• Work instructions
Every record must be written out once more, with nothing added or omitted.

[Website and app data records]
*-*-*

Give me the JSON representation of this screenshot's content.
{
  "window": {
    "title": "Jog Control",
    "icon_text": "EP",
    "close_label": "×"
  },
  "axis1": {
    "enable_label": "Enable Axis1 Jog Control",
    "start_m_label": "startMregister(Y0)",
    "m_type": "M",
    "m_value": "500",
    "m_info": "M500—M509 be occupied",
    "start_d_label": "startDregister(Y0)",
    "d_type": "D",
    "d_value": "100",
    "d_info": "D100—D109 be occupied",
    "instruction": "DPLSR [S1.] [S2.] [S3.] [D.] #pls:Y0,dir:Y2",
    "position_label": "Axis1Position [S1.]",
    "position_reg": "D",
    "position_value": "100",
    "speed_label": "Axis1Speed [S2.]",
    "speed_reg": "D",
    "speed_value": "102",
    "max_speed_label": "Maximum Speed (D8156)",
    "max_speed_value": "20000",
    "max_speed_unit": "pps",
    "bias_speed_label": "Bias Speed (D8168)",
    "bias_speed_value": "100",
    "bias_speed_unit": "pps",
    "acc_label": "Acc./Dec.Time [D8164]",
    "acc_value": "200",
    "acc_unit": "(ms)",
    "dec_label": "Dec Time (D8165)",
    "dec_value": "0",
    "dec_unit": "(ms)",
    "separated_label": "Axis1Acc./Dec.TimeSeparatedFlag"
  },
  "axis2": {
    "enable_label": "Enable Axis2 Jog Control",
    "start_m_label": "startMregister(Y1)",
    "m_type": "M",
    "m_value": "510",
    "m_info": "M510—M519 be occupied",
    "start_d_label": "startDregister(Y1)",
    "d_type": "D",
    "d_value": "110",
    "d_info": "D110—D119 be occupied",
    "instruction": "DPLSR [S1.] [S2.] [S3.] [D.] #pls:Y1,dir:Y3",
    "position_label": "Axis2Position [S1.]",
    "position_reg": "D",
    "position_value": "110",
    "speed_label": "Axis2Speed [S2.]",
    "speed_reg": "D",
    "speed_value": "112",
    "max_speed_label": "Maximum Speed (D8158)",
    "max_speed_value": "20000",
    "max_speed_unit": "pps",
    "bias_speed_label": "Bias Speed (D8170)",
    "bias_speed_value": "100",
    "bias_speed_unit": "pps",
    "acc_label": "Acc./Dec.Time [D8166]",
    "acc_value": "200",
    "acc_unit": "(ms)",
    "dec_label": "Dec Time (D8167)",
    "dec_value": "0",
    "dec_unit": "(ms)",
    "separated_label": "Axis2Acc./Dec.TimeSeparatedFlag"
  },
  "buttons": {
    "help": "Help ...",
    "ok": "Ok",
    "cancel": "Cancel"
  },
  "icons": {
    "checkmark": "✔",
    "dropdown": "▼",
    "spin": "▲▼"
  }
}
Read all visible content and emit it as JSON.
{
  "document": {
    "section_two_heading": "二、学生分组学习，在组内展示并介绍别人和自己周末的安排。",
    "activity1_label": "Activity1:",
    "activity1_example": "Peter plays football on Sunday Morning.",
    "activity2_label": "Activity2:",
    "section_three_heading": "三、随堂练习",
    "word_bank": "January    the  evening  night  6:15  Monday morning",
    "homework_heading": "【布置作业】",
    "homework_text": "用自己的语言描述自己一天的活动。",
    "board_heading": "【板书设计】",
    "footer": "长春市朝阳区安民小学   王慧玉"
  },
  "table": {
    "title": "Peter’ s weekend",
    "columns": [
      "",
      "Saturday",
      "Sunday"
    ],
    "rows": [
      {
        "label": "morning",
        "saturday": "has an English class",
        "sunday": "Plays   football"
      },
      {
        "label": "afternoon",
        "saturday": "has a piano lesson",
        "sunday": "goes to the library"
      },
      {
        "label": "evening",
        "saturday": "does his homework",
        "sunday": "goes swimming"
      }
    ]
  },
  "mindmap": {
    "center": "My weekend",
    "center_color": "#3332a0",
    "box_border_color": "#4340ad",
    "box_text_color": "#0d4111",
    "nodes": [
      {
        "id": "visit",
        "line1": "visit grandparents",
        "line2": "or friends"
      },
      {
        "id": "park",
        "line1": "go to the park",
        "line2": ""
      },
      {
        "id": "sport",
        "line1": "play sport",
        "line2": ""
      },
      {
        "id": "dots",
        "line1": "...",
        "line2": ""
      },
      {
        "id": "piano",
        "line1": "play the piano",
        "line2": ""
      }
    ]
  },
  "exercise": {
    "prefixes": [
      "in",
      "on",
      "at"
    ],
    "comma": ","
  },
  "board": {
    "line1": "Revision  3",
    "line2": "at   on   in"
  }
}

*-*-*

• Response to this task
Give me the JSON representation of this screenshot's content.
{
  "window": {
    "title": "Jog Control",
    "icon_text": "EP",
    "close_label": "×"
  },
  "axis1": {
    "enable_label": "Enable Axis1 Jog Control",
    "start_m_label": "startMregister(Y0)",
    "m_type": "M",
    "m_value": "500",
    "m_info": "M500—M509 be occupied",
    "start_d_label": "startDregister(Y0)",
    "d_type": "D",
    "d_value": "100",
    "d_info": "D100—D109 be occupied",
    "instruction": "DPLSR [S1.] [S2.] [S3.] [D.] #pls:Y0,dir:Y2",
    "position_label": "Axis1Position [S1.]",
    "position_reg": "D",
    "position_value": "100",
    "speed_label": "Axis1Speed [S2.]",
    "speed_reg": "D",
    "speed_value": "102",
    "max_speed_label": "Maximum Speed (D8156)",
    "max_speed_value": "20000",
    "max_speed_unit": "pps",
    "bias_speed_label": "Bias Speed (D8168)",
    "bias_speed_value": "100",
    "bias_speed_unit": "pps",
    "acc_label": "Acc./Dec.Time [D8164]",
    "acc_value": "200",
    "acc_unit": "(ms)",
    "dec_label": "Dec Time (D8165)",
    "dec_value": "0",
    "dec_unit": "(ms)",
    "separated_label": "Axis1Acc./Dec.TimeSeparatedFlag"
  },
  "axis2": {
    "enable_label": "Enable Axis2 Jog Control",
    "start_m_label": "startMregister(Y1)",
    "m_type": "M",
    "m_value": "510",
    "m_info": "M510—M519 be occupied",
    "start_d_label": "startDregister(Y1)",
    "d_type": "D",
    "d_value": "110",
    "d_info": "D110—D119 be occupied",
    "instruction": "DPLSR [S1.] [S2.] [S3.] [D.] #pls:Y1,dir:Y3",
    "position_label": "Axis2Position [S1.]",
    "position_reg": "D",
    "position_value": "110",
    "speed_label": "Axis2Speed [S2.]",
    "speed_reg": "D",
    "speed_value": "112",
    "max_speed_label": "Maximum Speed (D8158)",
    "max_speed_value": "20000",
    "max_speed_unit": "pps",
    "bias_speed_label": "Bias Speed (D8170)",
    "bias_speed_value": "100",
    "bias_speed_unit": "pps",
    "acc_label": "Acc./Dec.Time [D8166]",
    "acc_value": "200",
    "acc_unit": "(ms)",
    "dec_label": "Dec Time (D8167)",
    "dec_value": "0",
    "dec_unit": "(ms)",
    "separated_label": "Axis2Acc./Dec.TimeSeparatedFlag"
  },
  "buttons": {
    "help": "Help ...",
    "ok": "Ok",
    "cancel": "Cancel"
  },
  "icons": {
    "checkmark": "✔",
    "dropdown": "▼",
    "spin": "▲▼"
  }
}
Read all visible content and emit it as JSON.
{
  "document": {
    "section_two_heading": "二、学生分组学习，在组内展示并介绍别人和自己周末的安排。",
    "activity1_label": "Activity1:",
    "activity1_example": "Peter plays football on Sunday Morning.",
    "activity2_label": "Activity2:",
    "section_three_heading": "三、随堂练习",
    "word_bank": "January    the  evening  night  6:15  Monday morning",
    "homework_heading": "【布置作业】",
    "homework_text": "用自己的语言描述自己一天的活动。",
    "board_heading": "【板书设计】",
    "footer": "长春市朝阳区安民小学   王慧玉"
  },
  "table": {
    "title": "Peter’ s weekend",
    "columns": [
      "",
      "Saturday",
      "Sunday"
    ],
    "rows": [
      {
        "label": "morning",
        "saturday": "has an English class",
        "sunday": "Plays   football"
      },
      {
        "label": "afternoon",
        "saturday": "has a piano lesson",
        "sunday": "goes to the library"
      },
      {
        "label": "evening",
        "saturday": "does his homework",
        "sunday": "goes swimming"
      }
    ]
  },
  "mindmap": {
    "center": "My weekend",
    "center_color": "#3332a0",
    "box_border_color": "#4340ad",
    "box_text_color": "#0d4111",
    "nodes": [
      {
        "id": "visit",
        "line1": "visit grandparents",
        "line2": "or friends"
      },
      {
        "id": "park",
        "line1": "go to the park",
        "line2": ""
      },
      {
        "id": "sport",
        "line1": "play sport",
        "line2": ""
      },
      {
        "id": "dots",
        "line1": "...",
        "line2": ""
      },
      {
        "id": "piano",
        "line1": "play the piano",
        "line2": ""
      }
    ]
  },
  "exercise": {
    "prefixes": [
      "in",
      "on",
      "at"
    ],
    "comma": ","
  },
  "board": {
    "line1": "Revision  3",
    "line2": "at   on   in"
  }
}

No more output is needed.